Web Weekly #113
- Published at
- Updated at
- Reading time
This week's Web Weekly includes all the answers and much more. Enjoy!
Last week's Web Weekly was marked as spam for many people. Why? It included the words "and I pay real money for sending over 4.3k emails" and apparently, this phrase rings some bells in an Apache project called "Spamassassin" used by mail providers.
The project includes a gazillion regular expressions trying to figure out if a mail is spam. Here's the one that flagged me. 🤦♂️
If you didn't receive last week's Web Weekly and have a moment, do me a favor and flag the email as non-spam.
And I hit send now and hope for the best that this was the problem. Wish me luck! 🤞
Have you ever wondered how you could implement a game into Chrome DevTools? Yeah, nobody wondered about that. Ever.
Nevertheless, Chris Johnson implemented Pong in Chrome's Layers panel.
- An absolute classic: can you memorize more than 100 HTML elements?
- footer.design is the only gallery you'll need to finish your site with a bang!
- If you want to get the crown for adding the most custom emojis to your Slack org (who doesn't?) —
How often do you edit text on your phone? And I mean real editing, not just fixing a typo in an "I'll be right there!" message. I rarely do it, mainly because I accepted that small touch devices aren't great at these things. But I've never realized how bad the current state of mobile text editing is. Scott Jenson described all the issues and proposed a solution.
Let's hope for a better UX one day, but as Scott summarizes, neither Apple nor Google have an appetite for fixing these fundamental issues.
Unicode is one of these tech principles we use daily, yet I can't shake off the feeling of not knowing enough about it. If you want to learn how Unicode works, Nikita Prokopov does an excellent job explaining unicode planes, grapheme clusters and emojis.
I learned that some Unicode points are rendered differently depending on the user locale. And that Apple sneaks the apple symbol into fonts even though it isn't part of the Unicode spec.
Animating newly added DOM elements has always been a challenge. Chrome already started shipping the new
@starting-style rule to make things easier. But there's no sign from the other vendors yet.
Phuoc Nguyen used a MutationObserver to animate elements in. Smart!
Do you know how regular expressions evaluate strings? I don't really know about all the included magic. Unsurprisingly, the time required to evaluate a string depends on the expression and the given string. But what if a regex takes seconds to give a matching result?
Phil Nash explained how regular expressions brought Cloudflare and Stack Overflow to its knees and how to prevent it.
If you want to go down memory lane to the good old times when creating wort art was a thing, this site helps out for your next professional flyers.
I started playing with view transitions and discovered that it takes some practice to create nice-looking UI interactions. Sure, things morph into each other with a few lines, but there are some gotchas.
Adam Argyle's view transition examples helped me out a lot!
I love everything about this so much! 💙 Remy Sharp shared a project that sends him a telegraph message when his parents didn't boil tea for a day.
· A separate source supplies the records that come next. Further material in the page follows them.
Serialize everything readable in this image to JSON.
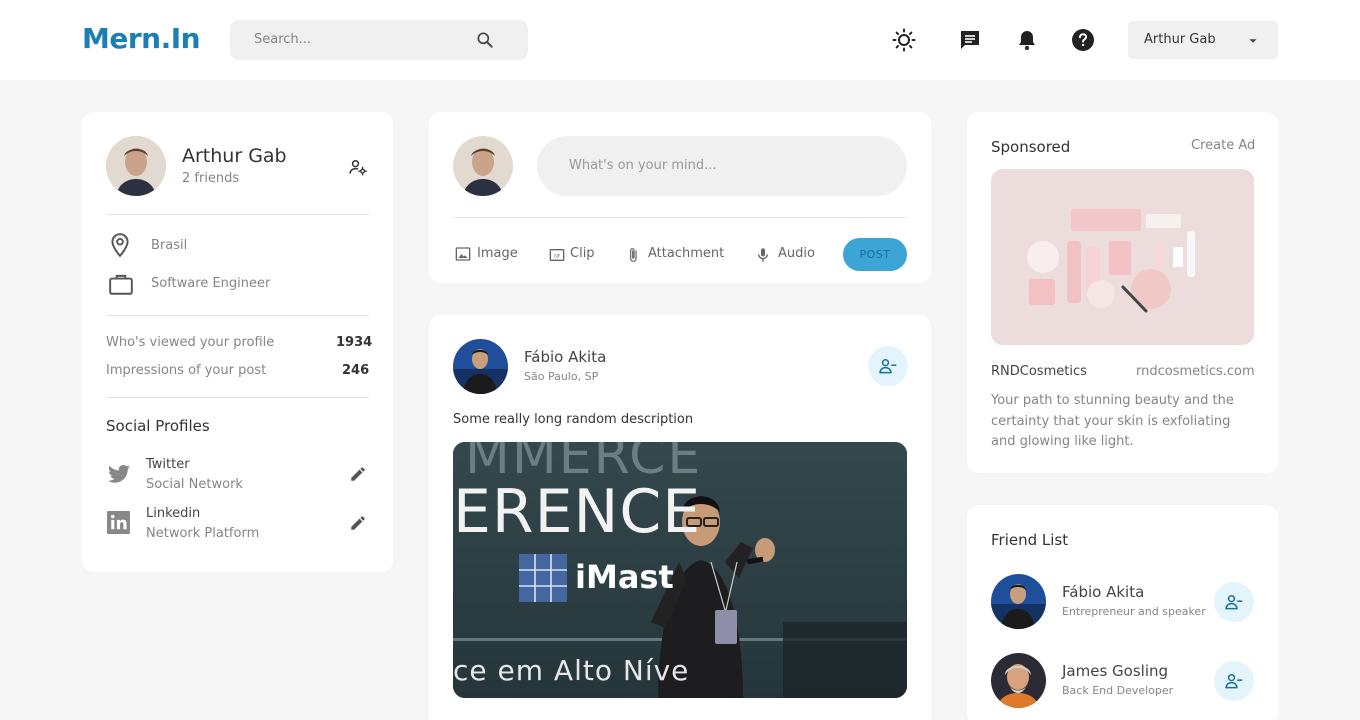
{
  "navbar": {
    "logo": "Mern.In",
    "search_placeholder": "Search...",
    "user_name": "Arthur Gab",
    "icons": [
      "search-icon",
      "light-mode-icon",
      "message-icon",
      "notification-icon",
      "help-icon",
      "caret-down-icon"
    ]
  },
  "profile": {
    "name": "Arthur Gab",
    "friends": "2 friends",
    "location": "Brasil",
    "occupation": "Software Engineer",
    "stats": [
      {
        "label": "Who's viewed your profile",
        "value": "1934"
      },
      {
        "label": "Impressions of your post",
        "value": "246"
      }
    ],
    "social_title": "Social Profiles",
    "socials": [
      {
        "name": "Twitter",
        "type": "Social Network"
      },
      {
        "name": "Linkedin",
        "type": "Network Platform"
      }
    ]
  },
  "composer": {
    "placeholder": "What's on your mind...",
    "actions": [
      "Image",
      "Clip",
      "Attachment",
      "Audio"
    ],
    "post_label": "POST"
  },
  "post": {
    "author": "Fábio Akita",
    "location": "São Paulo, SP",
    "description": "Some really long random description",
    "image_text_top": "ERENCE",
    "image_text_cut": "MMERCE",
    "image_brand": "iMast",
    "image_text_bottom": "ce em Alto Níve"
  },
  "sponsored": {
    "title": "Sponsored",
    "create_ad": "Create Ad",
    "brand": "RNDCosmetics",
    "url": "rndcosmetics.com",
    "description": "Your path to stunning beauty and the certainty that your skin is exfoliating and glowing like light."
  },
  "friend_list": {
    "title": "Friend List",
    "friends": [
      {
        "name": "Fábio Akita",
        "role": "Entrepreneur and speaker"
      },
      {
        "name": "James Gosling",
        "role": "Back End Developer"
      }
    ]
  },
  "colors": {
    "brand": "#1a7fb5",
    "accent": "#3da4d6",
    "accent_light": "#e3f4fc",
    "background": "#f6f6f6"
  }
}
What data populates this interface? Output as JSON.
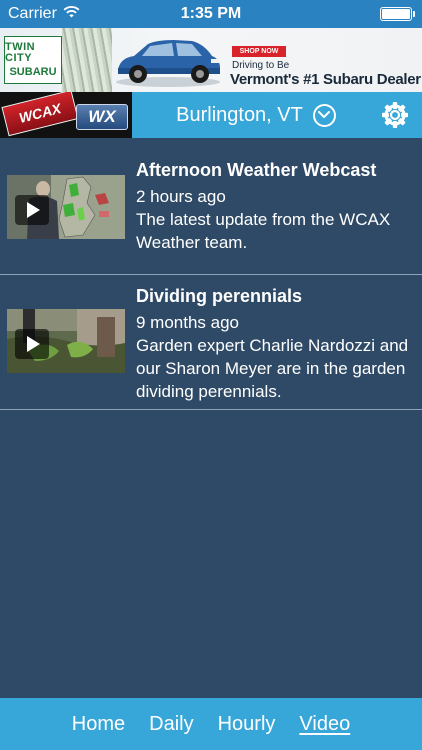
{
  "status_bar": {
    "carrier": "Carrier",
    "time": "1:35 PM",
    "battery_level": 1.0
  },
  "ad": {
    "logo_line1": "TWIN CITY",
    "logo_line2": "SUBARU",
    "shop_now": "SHOP NOW",
    "tagline": "Driving to Be",
    "headline": "Vermont's #1 Subaru Dealer"
  },
  "header": {
    "logo_wcax": "WCAX",
    "logo_wx": "WX",
    "location": "Burlington, VT",
    "icons": [
      "chevron-down-circle-icon",
      "gear-icon"
    ]
  },
  "videos": [
    {
      "title": "Afternoon Weather Webcast",
      "age": "2 hours ago",
      "description": "The latest update from the WCAX Weather team."
    },
    {
      "title": "Dividing perennials",
      "age": "9 months ago",
      "description": "Garden expert Charlie Nardozzi and our Sharon Meyer are in the garden dividing perennials."
    }
  ],
  "tabs": [
    "Home",
    "Daily",
    "Hourly",
    "Video"
  ],
  "active_tab": "Video",
  "colors": {
    "background": "#2f4a66",
    "accent": "#37a6d8",
    "status_bar": "#2a82c0"
  }
}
This way, he knows when to check in!
It's evident by now that CSS-Tricks is no more. I especially liked its newsletter. Robin Rendle was in charge of it and started their own now — "The Cascade". It's the same style and voice — great to have you back Robin!
Not only about CSS, but about creating your little corner in the internet: Matthias Ott started "Own your Web". Go Go Go personal sites!
And lastly, a newsletter from the Web Weekly community: Pushkar and Aashutosh go big and share weekly news of all things tech world in "the Nibble". I love the fun and jokes!
From the unlimited MDN knowledge archive...
Do you remember when the internet was broken because of
I learned that some form elements can have an indeterminate state. And there's a CSS pseudo-class to style them. 🤯
HTML got another update!
select elements now support
hrs to add visual grouping.
It's a tiny but mighty addition until
selectlist (recently renamed from
selectmenu) hits off the ground.
What's the browser support? Chrome 119 and Safari 17 ship it, so we're waiting for Firefox. Here's the Bugzilla ticket if you want to follow along.
- mozilla/readability – A standalone version of the Firefox Reader mode.
- zachleat/table-saw – A small web component for responsive "table" elements.
- homeport/termshot – Create screenshots based on terminal command output.
Suppose you're knee-deep in trying to understand this one nasty regular expression; Regexper might help. Throw your RegExp at it and receive a visual explanation!
Simon MacDonald explained why they're not defaulting to using Shadow DOM in the Enhance framework, and the post included this gem.
Loved this email? Hated this email? Want to share resources? I want to hear about it!
And with that, take care of yourself - mentally, physically, and emotionally.
I'll see you next week! 👋